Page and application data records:

^^^^^^^^^^^^^^^^

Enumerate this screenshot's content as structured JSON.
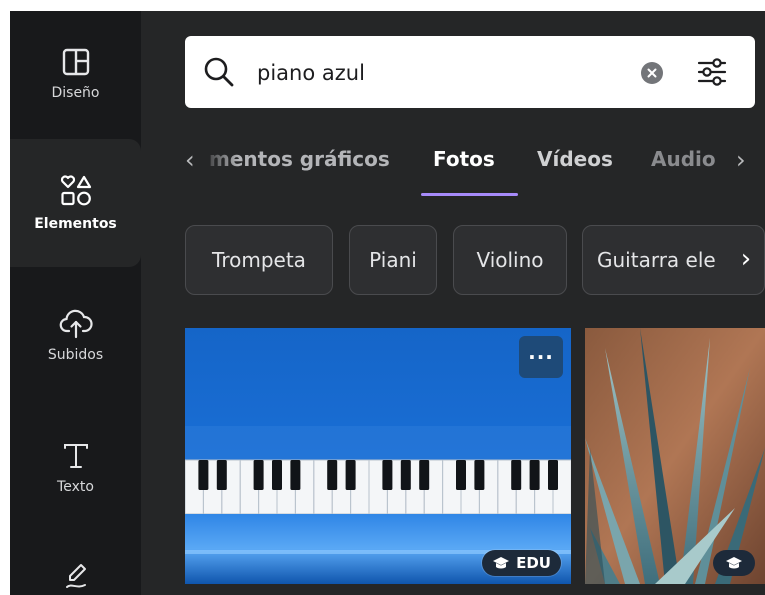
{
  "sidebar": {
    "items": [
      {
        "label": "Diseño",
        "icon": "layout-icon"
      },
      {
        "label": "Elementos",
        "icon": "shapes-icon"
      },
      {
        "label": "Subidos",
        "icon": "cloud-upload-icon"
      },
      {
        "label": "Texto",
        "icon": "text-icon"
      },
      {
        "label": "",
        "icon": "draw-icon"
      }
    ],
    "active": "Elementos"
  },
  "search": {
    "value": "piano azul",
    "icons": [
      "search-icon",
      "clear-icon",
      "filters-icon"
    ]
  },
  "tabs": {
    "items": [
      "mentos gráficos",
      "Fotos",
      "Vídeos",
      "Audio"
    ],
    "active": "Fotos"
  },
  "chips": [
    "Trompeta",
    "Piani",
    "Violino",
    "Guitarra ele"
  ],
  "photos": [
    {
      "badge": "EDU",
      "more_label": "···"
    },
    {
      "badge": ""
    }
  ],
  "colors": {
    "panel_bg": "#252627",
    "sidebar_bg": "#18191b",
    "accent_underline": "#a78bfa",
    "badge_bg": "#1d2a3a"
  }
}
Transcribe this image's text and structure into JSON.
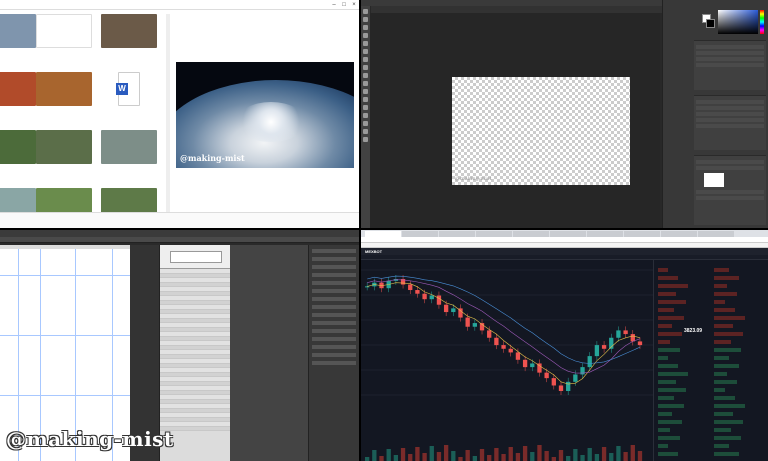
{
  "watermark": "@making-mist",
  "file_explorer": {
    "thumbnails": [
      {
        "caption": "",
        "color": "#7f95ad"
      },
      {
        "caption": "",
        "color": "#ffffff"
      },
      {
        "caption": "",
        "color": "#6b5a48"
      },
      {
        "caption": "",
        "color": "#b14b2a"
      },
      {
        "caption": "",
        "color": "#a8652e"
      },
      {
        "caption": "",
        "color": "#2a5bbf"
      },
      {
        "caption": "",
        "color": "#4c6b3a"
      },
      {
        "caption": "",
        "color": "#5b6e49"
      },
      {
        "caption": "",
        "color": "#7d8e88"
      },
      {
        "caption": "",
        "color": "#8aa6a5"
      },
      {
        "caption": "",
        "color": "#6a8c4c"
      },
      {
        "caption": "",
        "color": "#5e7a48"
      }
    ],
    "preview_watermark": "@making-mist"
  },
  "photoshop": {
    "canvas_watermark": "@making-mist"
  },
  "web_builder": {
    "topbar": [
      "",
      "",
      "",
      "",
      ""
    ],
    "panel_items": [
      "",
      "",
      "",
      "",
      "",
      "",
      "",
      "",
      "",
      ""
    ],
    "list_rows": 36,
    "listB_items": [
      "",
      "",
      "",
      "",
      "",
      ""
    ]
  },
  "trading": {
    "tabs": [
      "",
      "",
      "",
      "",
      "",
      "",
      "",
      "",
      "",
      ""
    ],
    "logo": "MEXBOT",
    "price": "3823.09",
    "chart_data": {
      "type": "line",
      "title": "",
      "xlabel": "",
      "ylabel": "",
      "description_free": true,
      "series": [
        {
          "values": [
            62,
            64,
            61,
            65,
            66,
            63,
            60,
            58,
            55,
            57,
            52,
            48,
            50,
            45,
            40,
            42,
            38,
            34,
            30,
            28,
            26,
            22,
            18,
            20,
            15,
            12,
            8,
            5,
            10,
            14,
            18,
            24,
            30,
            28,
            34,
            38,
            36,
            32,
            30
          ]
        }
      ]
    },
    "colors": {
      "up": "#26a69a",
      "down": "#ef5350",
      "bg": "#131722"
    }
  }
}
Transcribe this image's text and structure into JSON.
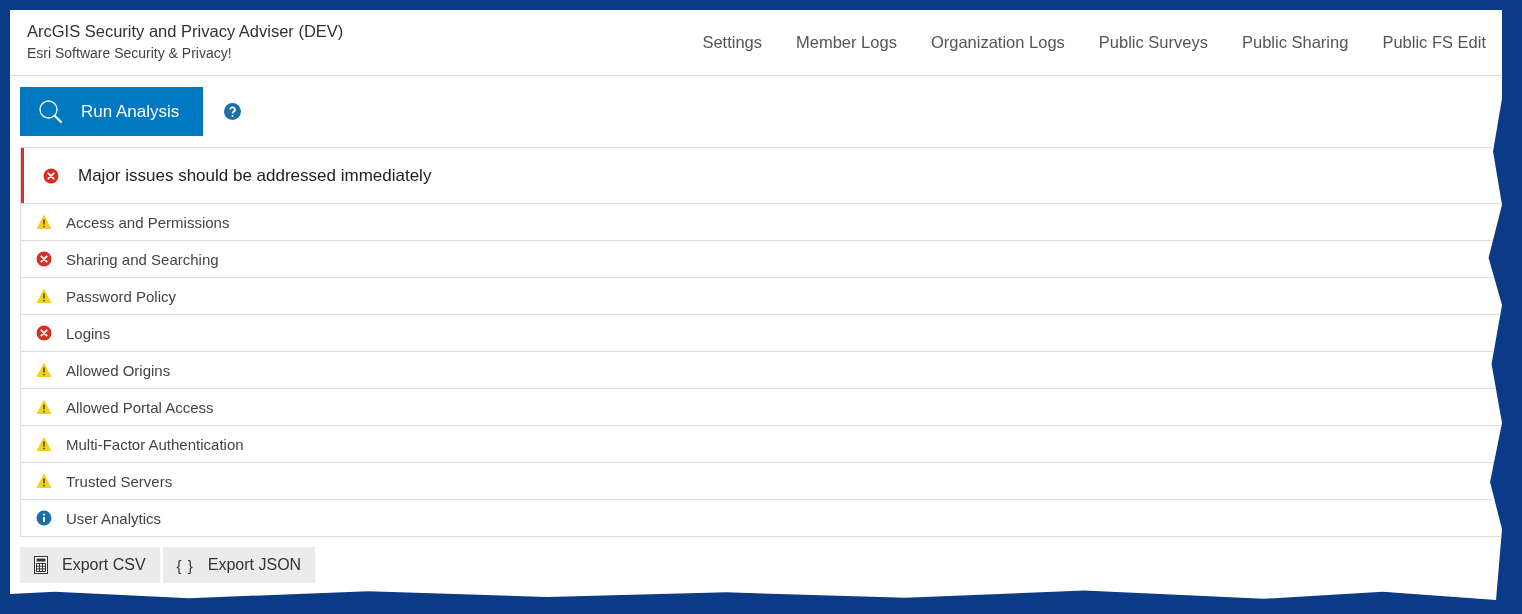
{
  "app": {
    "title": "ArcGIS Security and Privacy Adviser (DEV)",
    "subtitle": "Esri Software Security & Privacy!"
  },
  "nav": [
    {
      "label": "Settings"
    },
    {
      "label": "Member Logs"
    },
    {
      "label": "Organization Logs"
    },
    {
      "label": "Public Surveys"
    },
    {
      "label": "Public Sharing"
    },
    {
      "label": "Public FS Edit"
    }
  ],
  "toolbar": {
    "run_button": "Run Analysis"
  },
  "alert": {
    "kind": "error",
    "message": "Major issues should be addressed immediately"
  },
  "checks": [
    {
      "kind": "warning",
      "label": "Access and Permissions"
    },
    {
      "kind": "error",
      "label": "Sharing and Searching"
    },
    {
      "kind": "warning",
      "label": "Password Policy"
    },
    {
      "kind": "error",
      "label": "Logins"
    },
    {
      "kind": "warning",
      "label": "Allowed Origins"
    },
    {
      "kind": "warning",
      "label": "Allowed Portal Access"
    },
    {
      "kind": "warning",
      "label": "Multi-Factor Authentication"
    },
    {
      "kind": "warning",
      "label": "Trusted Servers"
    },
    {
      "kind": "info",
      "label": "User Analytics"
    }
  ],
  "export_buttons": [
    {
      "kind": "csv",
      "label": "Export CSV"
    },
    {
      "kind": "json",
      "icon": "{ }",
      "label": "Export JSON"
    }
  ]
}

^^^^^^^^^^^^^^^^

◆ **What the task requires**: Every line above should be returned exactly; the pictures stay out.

◆ **Exercise result**:
Enumerate this screenshot's content as structured JSON.
{
  "sidebar": {
    "items": [
      {
        "label": "Diseño",
        "icon": "layout-icon"
      },
      {
        "label": "Elementos",
        "icon": "shapes-icon"
      },
      {
        "label": "Subidos",
        "icon": "cloud-upload-icon"
      },
      {
        "label": "Texto",
        "icon": "text-icon"
      },
      {
        "label": "",
        "icon": "draw-icon"
      }
    ],
    "active": "Elementos"
  },
  "search": {
    "value": "piano azul",
    "icons": [
      "search-icon",
      "clear-icon",
      "filters-icon"
    ]
  },
  "tabs": {
    "items": [
      "mentos gráficos",
      "Fotos",
      "Vídeos",
      "Audio"
    ],
    "active": "Fotos"
  },
  "chips": [
    "Trompeta",
    "Piani",
    "Violino",
    "Guitarra ele"
  ],
  "photos": [
    {
      "badge": "EDU",
      "more_label": "···"
    },
    {
      "badge": ""
    }
  ],
  "colors": {
    "panel_bg": "#252627",
    "sidebar_bg": "#18191b",
    "accent_underline": "#a78bfa",
    "badge_bg": "#1d2a3a"
  }
}
Transcribe this image's text and structure into JSON.
{
  "watermark": "@making-mist",
  "file_explorer": {
    "thumbnails": [
      {
        "caption": "",
        "color": "#7f95ad"
      },
      {
        "caption": "",
        "color": "#ffffff"
      },
      {
        "caption": "",
        "color": "#6b5a48"
      },
      {
        "caption": "",
        "color": "#b14b2a"
      },
      {
        "caption": "",
        "color": "#a8652e"
      },
      {
        "caption": "",
        "color": "#2a5bbf"
      },
      {
        "caption": "",
        "color": "#4c6b3a"
      },
      {
        "caption": "",
        "color": "#5b6e49"
      },
      {
        "caption": "",
        "color": "#7d8e88"
      },
      {
        "caption": "",
        "color": "#8aa6a5"
      },
      {
        "caption": "",
        "color": "#6a8c4c"
      },
      {
        "caption": "",
        "color": "#5e7a48"
      }
    ],
    "preview_watermark": "@making-mist"
  },
  "photoshop": {
    "canvas_watermark": "@making-mist"
  },
  "web_builder": {
    "topbar": [
      "",
      "",
      "",
      "",
      ""
    ],
    "panel_items": [
      "",
      "",
      "",
      "",
      "",
      "",
      "",
      "",
      "",
      ""
    ],
    "list_rows": 36,
    "listB_items": [
      "",
      "",
      "",
      "",
      "",
      ""
    ]
  },
  "trading": {
    "tabs": [
      "",
      "",
      "",
      "",
      "",
      "",
      "",
      "",
      "",
      ""
    ],
    "logo": "MEXBOT",
    "price": "3823.09",
    "chart_data": {
      "type": "line",
      "title": "",
      "xlabel": "",
      "ylabel": "",
      "description_free": true,
      "series": [
        {
          "values": [
            62,
            64,
            61,
            65,
            66,
            63,
            60,
            58,
            55,
            57,
            52,
            48,
            50,
            45,
            40,
            42,
            38,
            34,
            30,
            28,
            26,
            22,
            18,
            20,
            15,
            12,
            8,
            5,
            10,
            14,
            18,
            24,
            30,
            28,
            34,
            38,
            36,
            32,
            30
          ]
        }
      ]
    },
    "colors": {
      "up": "#26a69a",
      "down": "#ef5350",
      "bg": "#131722"
    }
  }
}
Transcribe this image's text and structure into JSON.
{
  "app": {
    "title": "ArcGIS Security and Privacy Adviser (DEV)",
    "subtitle": "Esri Software Security & Privacy!"
  },
  "nav": [
    {
      "label": "Settings"
    },
    {
      "label": "Member Logs"
    },
    {
      "label": "Organization Logs"
    },
    {
      "label": "Public Surveys"
    },
    {
      "label": "Public Sharing"
    },
    {
      "label": "Public FS Edit"
    }
  ],
  "toolbar": {
    "run_button": "Run Analysis"
  },
  "alert": {
    "kind": "error",
    "message": "Major issues should be addressed immediately"
  },
  "checks": [
    {
      "kind": "warning",
      "label": "Access and Permissions"
    },
    {
      "kind": "error",
      "label": "Sharing and Searching"
    },
    {
      "kind": "warning",
      "label": "Password Policy"
    },
    {
      "kind": "error",
      "label": "Logins"
    },
    {
      "kind": "warning",
      "label": "Allowed Origins"
    },
    {
      "kind": "warning",
      "label": "Allowed Portal Access"
    },
    {
      "kind": "warning",
      "label": "Multi-Factor Authentication"
    },
    {
      "kind": "warning",
      "label": "Trusted Servers"
    },
    {
      "kind": "info",
      "label": "User Analytics"
    }
  ],
  "export_buttons": [
    {
      "kind": "csv",
      "label": "Export CSV"
    },
    {
      "kind": "json",
      "icon": "{ }",
      "label": "Export JSON"
    }
  ]
}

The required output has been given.